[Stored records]
=== Section Start ===
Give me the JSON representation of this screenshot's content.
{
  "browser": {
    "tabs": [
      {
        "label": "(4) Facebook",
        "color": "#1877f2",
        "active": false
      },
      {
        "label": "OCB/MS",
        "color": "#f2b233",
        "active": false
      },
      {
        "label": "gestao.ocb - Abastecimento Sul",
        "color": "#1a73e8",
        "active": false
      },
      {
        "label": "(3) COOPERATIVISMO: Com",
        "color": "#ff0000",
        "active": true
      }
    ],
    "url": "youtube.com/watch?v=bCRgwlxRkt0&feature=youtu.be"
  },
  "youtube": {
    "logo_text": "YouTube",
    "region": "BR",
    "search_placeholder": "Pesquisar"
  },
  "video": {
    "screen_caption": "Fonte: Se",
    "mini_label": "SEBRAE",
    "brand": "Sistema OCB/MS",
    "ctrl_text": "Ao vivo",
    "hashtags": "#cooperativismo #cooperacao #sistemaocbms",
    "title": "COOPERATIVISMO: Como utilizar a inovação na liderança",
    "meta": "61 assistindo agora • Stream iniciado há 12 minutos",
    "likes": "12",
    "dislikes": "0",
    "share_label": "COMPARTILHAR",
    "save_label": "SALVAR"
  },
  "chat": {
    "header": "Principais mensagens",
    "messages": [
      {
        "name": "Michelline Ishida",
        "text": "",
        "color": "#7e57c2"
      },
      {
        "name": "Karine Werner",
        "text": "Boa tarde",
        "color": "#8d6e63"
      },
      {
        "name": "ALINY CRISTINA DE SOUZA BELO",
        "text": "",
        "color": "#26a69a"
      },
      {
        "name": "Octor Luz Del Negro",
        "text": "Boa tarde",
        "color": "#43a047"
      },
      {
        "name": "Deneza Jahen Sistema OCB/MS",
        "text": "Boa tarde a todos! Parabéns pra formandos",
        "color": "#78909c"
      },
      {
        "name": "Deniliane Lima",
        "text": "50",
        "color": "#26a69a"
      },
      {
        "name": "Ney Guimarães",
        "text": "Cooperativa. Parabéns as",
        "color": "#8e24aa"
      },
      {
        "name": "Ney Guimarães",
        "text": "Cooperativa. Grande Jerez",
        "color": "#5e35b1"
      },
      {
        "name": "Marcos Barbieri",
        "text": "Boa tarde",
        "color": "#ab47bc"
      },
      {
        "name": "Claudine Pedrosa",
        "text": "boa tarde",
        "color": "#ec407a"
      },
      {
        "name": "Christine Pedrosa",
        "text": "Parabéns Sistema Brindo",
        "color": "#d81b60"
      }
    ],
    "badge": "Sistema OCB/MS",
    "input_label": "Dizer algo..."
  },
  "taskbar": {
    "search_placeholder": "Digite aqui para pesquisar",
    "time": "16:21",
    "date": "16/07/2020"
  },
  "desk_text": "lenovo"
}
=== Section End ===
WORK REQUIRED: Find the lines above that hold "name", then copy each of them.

EXERCISE RESPONSE:
        "name": "Michelline Ishida",
        "name": "Karine Werner",
        "name": "ALINY CRISTINA DE SOUZA BELO",
        "name": "Octor Luz Del Negro",
        "name": "Deneza Jahen Sistema OCB/MS",
        "name": "Deniliane Lima",
        "name": "Ney Guimarães",
        "name": "Ney Guimarães",
        "name": "Marcos Barbieri",
        "name": "Claudine Pedrosa",
        "name": "Christine Pedrosa",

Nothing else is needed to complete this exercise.